Exercise directions | Wherever a line below holds the word "ionogram", copy that line.
Given data below:
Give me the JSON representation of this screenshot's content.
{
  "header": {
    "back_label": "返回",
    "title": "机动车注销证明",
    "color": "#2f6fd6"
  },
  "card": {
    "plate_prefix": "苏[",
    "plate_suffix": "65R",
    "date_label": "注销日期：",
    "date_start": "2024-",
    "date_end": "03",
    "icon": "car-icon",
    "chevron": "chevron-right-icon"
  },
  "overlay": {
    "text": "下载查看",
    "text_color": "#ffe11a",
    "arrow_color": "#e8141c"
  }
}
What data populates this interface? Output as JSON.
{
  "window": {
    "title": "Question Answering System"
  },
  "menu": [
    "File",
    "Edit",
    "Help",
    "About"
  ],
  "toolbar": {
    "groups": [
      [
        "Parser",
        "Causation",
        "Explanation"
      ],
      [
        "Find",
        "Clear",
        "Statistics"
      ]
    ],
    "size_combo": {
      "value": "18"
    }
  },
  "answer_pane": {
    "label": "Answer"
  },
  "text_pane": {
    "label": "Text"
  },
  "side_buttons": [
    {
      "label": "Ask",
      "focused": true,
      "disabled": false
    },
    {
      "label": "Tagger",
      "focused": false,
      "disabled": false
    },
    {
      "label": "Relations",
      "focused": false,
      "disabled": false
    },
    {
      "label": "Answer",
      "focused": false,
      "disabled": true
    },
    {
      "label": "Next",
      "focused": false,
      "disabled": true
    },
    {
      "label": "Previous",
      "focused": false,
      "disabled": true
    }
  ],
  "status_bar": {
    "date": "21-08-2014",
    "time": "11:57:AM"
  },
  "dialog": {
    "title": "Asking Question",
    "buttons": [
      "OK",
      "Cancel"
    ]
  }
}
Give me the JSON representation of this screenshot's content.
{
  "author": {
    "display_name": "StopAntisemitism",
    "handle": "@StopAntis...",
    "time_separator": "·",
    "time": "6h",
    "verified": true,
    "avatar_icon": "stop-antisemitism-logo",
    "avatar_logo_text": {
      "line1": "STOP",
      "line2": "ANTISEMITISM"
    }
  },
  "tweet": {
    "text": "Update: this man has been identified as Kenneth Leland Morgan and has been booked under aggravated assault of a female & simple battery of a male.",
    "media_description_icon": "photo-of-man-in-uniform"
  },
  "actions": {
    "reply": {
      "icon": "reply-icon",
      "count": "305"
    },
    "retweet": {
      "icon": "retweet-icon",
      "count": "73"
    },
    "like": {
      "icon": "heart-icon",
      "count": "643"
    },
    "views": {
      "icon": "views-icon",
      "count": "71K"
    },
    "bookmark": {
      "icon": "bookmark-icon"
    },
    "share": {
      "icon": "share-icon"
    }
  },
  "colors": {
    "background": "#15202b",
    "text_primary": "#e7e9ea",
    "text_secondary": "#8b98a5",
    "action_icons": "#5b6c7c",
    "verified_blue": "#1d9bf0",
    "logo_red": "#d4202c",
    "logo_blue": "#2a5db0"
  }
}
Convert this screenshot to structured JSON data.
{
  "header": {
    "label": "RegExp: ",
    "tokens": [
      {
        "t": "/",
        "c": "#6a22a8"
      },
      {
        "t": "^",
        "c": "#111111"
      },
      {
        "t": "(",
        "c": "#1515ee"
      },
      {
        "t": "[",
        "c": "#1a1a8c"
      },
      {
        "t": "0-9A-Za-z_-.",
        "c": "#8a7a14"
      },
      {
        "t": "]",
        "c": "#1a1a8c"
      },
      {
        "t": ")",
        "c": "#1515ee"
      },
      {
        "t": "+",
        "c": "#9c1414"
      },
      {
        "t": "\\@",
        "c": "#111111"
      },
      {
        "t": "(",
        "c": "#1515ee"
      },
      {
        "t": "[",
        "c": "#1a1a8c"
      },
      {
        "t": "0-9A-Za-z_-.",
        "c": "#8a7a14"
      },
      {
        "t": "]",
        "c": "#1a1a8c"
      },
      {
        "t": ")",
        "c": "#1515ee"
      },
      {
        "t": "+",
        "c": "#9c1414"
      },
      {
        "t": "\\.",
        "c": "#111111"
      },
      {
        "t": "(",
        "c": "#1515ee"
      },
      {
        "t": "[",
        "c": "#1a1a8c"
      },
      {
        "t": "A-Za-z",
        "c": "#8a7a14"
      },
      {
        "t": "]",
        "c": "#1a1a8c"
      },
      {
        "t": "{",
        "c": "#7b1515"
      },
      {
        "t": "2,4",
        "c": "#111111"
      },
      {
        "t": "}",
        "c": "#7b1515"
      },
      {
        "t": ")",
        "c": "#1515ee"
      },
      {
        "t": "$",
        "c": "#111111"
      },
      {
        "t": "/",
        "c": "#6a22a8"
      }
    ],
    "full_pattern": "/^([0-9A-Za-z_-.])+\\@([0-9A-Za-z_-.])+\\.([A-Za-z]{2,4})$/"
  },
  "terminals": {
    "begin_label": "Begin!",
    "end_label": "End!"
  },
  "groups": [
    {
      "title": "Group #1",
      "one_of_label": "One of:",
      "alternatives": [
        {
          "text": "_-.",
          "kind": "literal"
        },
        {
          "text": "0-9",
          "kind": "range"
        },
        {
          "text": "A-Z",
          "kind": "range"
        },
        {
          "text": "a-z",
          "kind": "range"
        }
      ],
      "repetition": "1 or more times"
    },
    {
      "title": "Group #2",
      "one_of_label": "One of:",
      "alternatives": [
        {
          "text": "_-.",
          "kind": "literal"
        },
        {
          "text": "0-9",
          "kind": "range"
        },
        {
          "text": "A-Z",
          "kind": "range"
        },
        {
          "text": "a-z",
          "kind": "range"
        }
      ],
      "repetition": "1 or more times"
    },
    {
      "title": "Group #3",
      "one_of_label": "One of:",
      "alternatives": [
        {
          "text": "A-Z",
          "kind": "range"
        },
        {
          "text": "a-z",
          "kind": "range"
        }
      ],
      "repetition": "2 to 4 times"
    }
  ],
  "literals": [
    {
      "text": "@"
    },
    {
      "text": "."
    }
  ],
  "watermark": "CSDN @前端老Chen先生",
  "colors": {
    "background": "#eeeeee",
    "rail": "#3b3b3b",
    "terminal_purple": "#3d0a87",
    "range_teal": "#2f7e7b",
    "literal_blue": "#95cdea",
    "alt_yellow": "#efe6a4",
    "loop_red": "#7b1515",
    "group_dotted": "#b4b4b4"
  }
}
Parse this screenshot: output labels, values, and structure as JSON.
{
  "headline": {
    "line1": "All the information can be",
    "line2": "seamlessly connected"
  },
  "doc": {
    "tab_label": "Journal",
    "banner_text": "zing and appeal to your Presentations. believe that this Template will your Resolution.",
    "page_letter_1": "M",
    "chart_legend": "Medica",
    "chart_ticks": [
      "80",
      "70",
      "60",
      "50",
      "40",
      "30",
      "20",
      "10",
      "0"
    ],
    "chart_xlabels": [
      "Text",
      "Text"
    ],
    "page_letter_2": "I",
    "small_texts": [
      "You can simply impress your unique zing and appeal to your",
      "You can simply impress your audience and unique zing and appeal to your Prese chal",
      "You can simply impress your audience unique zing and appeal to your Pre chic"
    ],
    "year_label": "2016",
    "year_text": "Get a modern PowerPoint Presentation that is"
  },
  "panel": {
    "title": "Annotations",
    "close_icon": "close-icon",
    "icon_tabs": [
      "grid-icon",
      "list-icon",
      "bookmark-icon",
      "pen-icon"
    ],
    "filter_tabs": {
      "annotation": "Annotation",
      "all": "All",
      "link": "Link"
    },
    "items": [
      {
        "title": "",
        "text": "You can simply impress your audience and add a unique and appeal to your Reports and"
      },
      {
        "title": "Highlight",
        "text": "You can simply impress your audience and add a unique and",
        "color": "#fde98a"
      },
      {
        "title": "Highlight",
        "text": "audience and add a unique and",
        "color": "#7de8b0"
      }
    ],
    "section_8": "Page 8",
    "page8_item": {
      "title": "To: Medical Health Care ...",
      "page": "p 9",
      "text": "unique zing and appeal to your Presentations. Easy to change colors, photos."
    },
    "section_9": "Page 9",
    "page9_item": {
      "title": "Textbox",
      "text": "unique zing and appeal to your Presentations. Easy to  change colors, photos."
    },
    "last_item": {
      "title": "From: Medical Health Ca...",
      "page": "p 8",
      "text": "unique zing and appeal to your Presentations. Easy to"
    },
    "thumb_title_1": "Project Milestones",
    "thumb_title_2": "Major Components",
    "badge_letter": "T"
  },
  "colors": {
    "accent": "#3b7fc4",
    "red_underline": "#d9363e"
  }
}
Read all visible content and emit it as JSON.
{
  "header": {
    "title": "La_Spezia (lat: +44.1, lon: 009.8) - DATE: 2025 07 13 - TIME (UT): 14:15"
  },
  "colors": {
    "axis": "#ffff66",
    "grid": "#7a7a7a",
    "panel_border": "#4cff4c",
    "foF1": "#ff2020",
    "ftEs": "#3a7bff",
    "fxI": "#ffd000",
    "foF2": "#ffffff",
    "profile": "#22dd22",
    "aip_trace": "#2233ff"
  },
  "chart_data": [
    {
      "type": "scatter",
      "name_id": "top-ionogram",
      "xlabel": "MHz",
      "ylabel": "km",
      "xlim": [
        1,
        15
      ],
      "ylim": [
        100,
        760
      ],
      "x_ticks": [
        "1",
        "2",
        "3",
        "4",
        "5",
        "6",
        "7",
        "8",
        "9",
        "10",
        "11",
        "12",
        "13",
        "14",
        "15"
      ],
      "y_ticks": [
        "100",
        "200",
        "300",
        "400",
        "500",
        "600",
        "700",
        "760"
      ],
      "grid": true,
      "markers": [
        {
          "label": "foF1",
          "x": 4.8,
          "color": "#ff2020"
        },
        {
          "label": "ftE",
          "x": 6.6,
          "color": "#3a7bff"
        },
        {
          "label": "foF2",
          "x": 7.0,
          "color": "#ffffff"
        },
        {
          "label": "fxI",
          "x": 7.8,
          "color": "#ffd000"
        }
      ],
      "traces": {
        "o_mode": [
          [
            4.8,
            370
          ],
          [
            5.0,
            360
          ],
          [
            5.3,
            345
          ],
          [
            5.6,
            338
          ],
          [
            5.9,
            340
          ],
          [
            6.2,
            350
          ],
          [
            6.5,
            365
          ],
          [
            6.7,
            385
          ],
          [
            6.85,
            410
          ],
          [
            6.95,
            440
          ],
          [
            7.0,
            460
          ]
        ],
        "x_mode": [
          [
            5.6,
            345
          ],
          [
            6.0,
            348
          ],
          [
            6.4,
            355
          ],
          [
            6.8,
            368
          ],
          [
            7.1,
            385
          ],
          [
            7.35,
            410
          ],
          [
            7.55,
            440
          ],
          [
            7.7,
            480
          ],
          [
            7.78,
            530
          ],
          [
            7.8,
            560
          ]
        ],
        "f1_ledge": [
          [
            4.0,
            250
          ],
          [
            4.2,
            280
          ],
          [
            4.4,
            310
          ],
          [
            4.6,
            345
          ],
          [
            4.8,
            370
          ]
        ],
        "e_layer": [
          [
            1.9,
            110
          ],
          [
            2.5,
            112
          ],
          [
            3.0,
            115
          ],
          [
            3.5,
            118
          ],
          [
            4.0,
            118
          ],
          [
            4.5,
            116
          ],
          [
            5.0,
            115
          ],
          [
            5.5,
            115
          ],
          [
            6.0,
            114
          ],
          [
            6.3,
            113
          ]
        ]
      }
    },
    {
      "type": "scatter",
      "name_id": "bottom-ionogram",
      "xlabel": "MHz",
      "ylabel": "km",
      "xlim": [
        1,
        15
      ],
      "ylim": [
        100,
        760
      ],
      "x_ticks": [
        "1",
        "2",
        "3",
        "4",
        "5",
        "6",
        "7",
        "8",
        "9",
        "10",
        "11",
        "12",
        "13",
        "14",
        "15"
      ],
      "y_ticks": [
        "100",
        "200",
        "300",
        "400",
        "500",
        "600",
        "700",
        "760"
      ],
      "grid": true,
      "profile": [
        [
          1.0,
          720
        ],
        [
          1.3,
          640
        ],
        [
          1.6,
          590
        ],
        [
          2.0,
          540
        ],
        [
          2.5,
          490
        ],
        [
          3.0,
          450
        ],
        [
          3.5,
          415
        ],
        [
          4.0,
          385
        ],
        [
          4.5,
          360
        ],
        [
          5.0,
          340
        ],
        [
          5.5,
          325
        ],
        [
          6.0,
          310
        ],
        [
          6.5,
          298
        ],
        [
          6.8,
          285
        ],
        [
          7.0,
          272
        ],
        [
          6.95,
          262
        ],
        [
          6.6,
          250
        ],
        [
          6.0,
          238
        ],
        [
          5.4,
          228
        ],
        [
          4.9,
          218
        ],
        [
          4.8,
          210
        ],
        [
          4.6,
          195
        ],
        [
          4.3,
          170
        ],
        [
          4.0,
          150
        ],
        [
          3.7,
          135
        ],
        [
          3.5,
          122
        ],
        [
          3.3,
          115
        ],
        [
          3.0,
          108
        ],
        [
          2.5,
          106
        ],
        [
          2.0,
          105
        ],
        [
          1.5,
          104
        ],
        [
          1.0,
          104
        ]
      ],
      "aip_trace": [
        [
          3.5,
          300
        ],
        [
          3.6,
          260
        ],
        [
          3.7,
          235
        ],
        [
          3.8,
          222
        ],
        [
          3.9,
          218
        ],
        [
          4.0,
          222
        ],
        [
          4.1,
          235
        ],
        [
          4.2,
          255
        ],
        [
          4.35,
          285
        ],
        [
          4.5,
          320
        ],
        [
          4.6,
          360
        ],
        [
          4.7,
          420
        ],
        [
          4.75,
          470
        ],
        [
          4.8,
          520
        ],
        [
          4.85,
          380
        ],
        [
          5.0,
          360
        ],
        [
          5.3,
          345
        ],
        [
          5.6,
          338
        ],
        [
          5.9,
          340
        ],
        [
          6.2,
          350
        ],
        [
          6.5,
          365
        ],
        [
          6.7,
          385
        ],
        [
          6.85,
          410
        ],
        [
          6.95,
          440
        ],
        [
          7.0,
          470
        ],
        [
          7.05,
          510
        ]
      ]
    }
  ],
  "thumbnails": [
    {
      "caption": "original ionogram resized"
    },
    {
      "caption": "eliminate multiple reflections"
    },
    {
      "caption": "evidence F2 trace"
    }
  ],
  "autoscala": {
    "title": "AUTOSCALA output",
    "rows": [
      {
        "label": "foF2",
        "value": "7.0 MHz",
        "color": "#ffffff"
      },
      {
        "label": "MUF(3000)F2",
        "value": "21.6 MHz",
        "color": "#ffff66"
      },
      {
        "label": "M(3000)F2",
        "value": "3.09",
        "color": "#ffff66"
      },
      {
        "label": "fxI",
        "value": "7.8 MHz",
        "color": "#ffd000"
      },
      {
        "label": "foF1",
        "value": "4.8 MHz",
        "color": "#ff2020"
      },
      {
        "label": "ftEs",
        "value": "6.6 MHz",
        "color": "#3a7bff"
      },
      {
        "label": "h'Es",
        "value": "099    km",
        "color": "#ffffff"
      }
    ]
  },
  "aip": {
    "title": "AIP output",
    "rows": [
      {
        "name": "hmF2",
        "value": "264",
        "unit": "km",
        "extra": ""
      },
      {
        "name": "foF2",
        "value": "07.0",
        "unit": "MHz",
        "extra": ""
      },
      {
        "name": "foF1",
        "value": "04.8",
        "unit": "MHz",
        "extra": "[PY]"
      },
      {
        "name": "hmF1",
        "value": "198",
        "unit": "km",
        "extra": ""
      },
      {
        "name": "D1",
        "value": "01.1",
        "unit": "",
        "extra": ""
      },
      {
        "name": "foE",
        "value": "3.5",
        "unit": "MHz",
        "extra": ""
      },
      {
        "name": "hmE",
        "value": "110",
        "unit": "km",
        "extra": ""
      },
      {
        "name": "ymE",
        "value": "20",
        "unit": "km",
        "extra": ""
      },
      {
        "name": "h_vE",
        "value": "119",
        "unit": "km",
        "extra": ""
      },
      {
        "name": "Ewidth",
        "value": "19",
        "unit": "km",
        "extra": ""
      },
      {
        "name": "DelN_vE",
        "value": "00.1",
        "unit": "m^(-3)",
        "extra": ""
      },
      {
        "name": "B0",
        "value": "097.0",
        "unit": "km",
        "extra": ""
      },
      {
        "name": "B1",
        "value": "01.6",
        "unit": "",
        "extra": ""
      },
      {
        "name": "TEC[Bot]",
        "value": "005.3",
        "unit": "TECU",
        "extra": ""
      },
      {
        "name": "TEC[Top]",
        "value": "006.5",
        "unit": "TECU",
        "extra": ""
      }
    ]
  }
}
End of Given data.
Answer section |
      "name_id": "top-ionogram",
      "name_id": "bottom-ionogram",
      "caption": "original ionogram resized"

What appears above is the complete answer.